Ivor Gurney's (committed 1932, d. 1947) work has appeared on many recordings. His early songs sound like his teacher Stanford, but there's a genuine power to them as well as a sensitivity to poetic rhythm not often found in Stanford. Gurney, however, hasn't the formal grasp of Stanford, although he is formally aggressive, and sometimes that blows up and sinks the song. Like Browne, he shows real perception in his choice of authors, and not always easy, "song-like" ones: Graves, Masefield, Yeats, Hardy, Herrick, as well as the usual Elizabethans. While he hasn't the compositional skill of Browne, he nevertheless comes up with songs of real genius. For me, his greatest is "Sleep," to words by John Fletcher, with a melody that reminds me of a Dowland ayre, though in a near-Warlock idiom. His setting of "To Violets" tames Herrick's willful meter to a natural reciter's rhythm. John Freeman's poem, "Last Hours," is free verse, which Gurney again shapes into a convincing song.
Finzi and Butterworth (d. 1931) get one song apiece. Finzi's "Only a man harrowing clods," text by his favorite Hardy, comes from an unfinished Requiem da camera. Finzi completed everything but the orchestration. Typically, he put it in a desk drawer and forgot about. It stayed there until after his death. The Requiem has since been orchestrated (by Philip Thomas) and is available on Chandos CHAN8997, along with choral works by Britten and Holst. Butterworth's "Requiescat" (words by Wilde) isn't his best song by a long shot, but it's not nothing and doesn't often get recorded.
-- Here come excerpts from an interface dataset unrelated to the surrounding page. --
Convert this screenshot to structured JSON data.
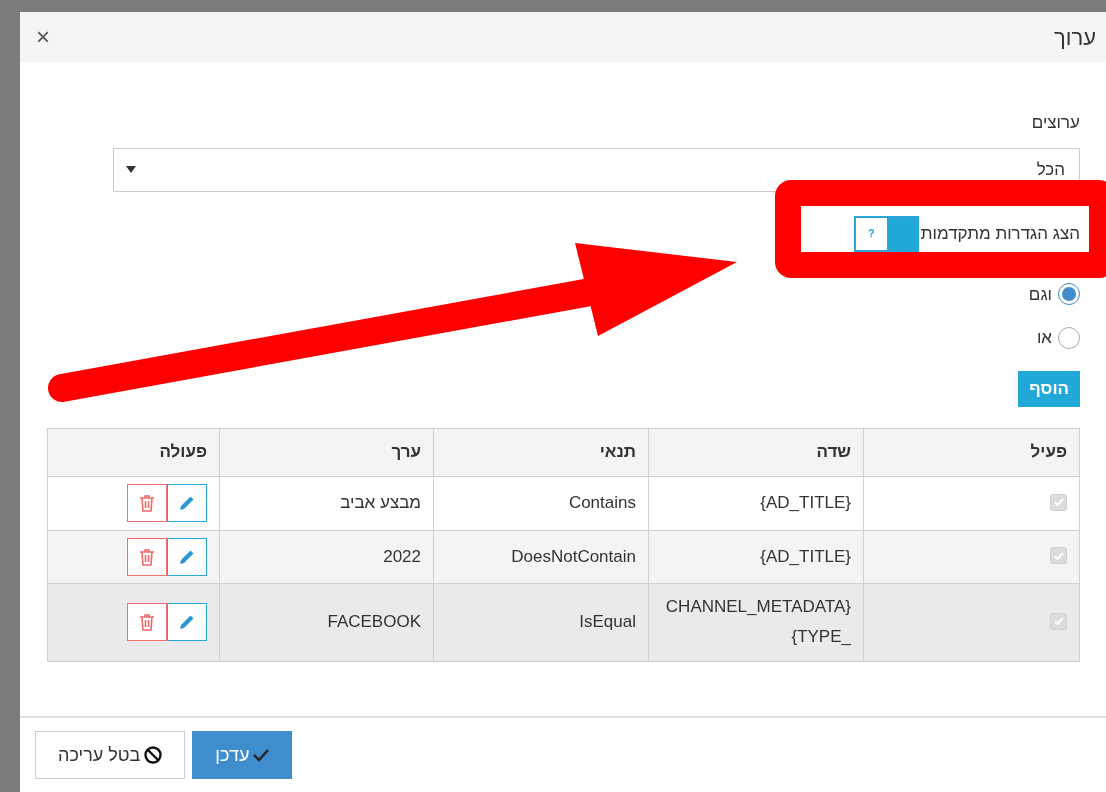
{
  "dialog": {
    "title": "ערוך",
    "close": "×"
  },
  "channels": {
    "label": "ערוצים",
    "value": "הכל"
  },
  "advanced_toggle": {
    "label": "הצג הגדרות מתקדמות",
    "text": "?",
    "on": true
  },
  "logic": [
    {
      "label": "וגם",
      "selected": true
    },
    {
      "label": "או",
      "selected": false
    }
  ],
  "add_button": "הוסף",
  "table": {
    "columns": [
      "פעיל",
      "שדה",
      "תנאי",
      "ערך",
      "פעולה"
    ],
    "rows": [
      {
        "active": true,
        "disabled": true,
        "field": "{AD_TITLE}",
        "condition": "Contains",
        "value": "מבצע אביב",
        "selected": false
      },
      {
        "active": true,
        "disabled": true,
        "field": "{AD_TITLE}",
        "condition": "DoesNotContain",
        "value": "2022",
        "selected": false
      },
      {
        "active": true,
        "disabled": true,
        "field": "{CHANNEL_METADATA\n_TYPE}",
        "condition": "IsEqual",
        "value": "FACEBOOK",
        "selected": true
      }
    ]
  },
  "footer": {
    "buttons": [
      {
        "kind": "primary",
        "label": "עדכן"
      },
      {
        "kind": "cancel",
        "label": "בטל עריכה"
      }
    ]
  }
}
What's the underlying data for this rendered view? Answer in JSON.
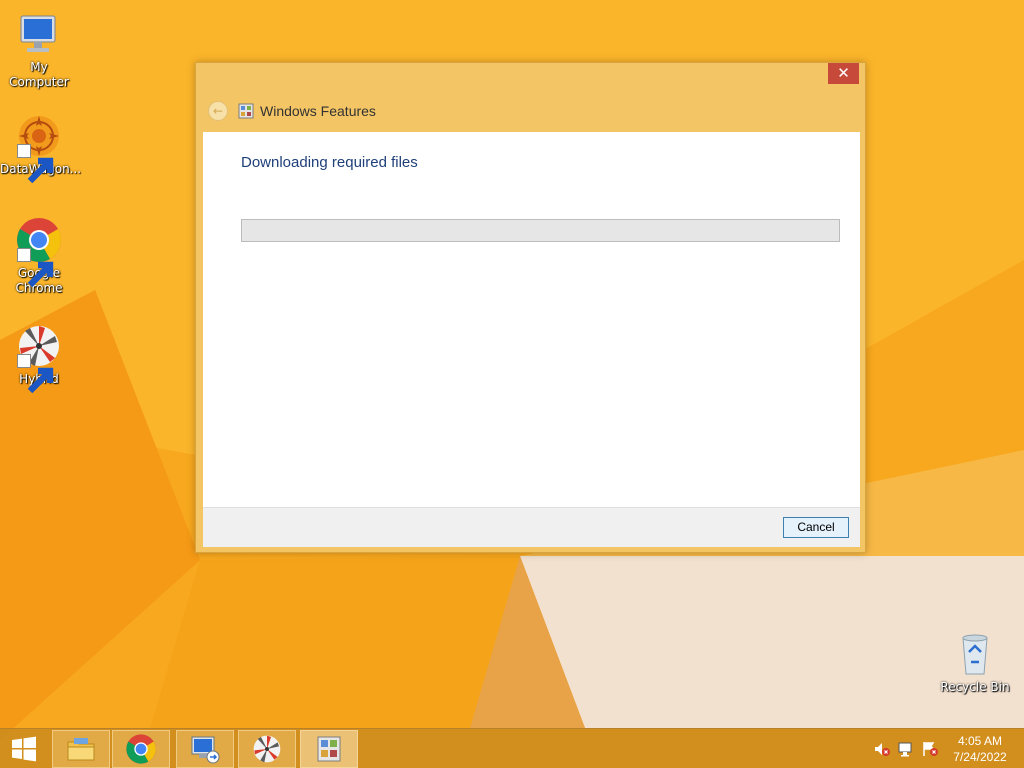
{
  "desktop": {
    "icons": [
      {
        "label": "My Computer",
        "icon": "monitor-icon"
      },
      {
        "label": "DataWagon...",
        "icon": "datawagon-icon"
      },
      {
        "label": "Google Chrome",
        "icon": "chrome-icon"
      },
      {
        "label": "Hybrid",
        "icon": "hybrid-icon"
      },
      {
        "label": "Recycle Bin",
        "icon": "recycle-bin-icon"
      }
    ]
  },
  "dialog": {
    "close_label": "✕",
    "title": "Windows Features",
    "heading": "Downloading required files",
    "progress": 0,
    "cancel_label": "Cancel"
  },
  "taskbar": {
    "items": [
      {
        "icon": "windows-start-icon"
      },
      {
        "icon": "file-explorer-icon"
      },
      {
        "icon": "chrome-icon"
      },
      {
        "icon": "remote-desktop-icon"
      },
      {
        "icon": "hybrid-icon"
      },
      {
        "icon": "windows-features-icon"
      }
    ],
    "tray": [
      "volume-muted-icon",
      "network-icon",
      "action-center-icon"
    ],
    "time": "4:05 AM",
    "date": "7/24/2022"
  },
  "colors": {
    "wallpaper": "#f7a51e",
    "dialog_frame": "#f3c564",
    "close_button": "#c7493a",
    "heading_text": "#1e3f7a",
    "taskbar": "#cc8b1e"
  }
}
It's Butterworth without the folk influence, but one can see in the song why folk music attracted Butterworth in the first place: its directness, its affective economy, its clarity of idea.
Three of the best singers in Britain – Stephen Varcoe, Michael George, and Martyn Hill – split the honors. I've praised Varcoe before for his Grainger collection on Chandos, but all three share the same set of virtues: complete control over the singing line and phrase, clear and natural diction, the ability to crescendo and diminuendo from anywhere in the phrase, and the intelligence to do so at right place to make a genuine point. None of them, as far as I can tell, have big enough voices for opera, but I can't think of a current opera star who sings as well. Clifford Benson is known for his accompaniment of wonderful singers (he's recorded Finzi's Earth and Air and Rain with Varcoe) and for his participation in chamber music. He brings to all of his performances a sensitivity to musical line worthy of Chopin and Brahms. I'd love to hear him solo some time.
The sound is perfect for these forces.
Copyright © 2002, Steve Schwartz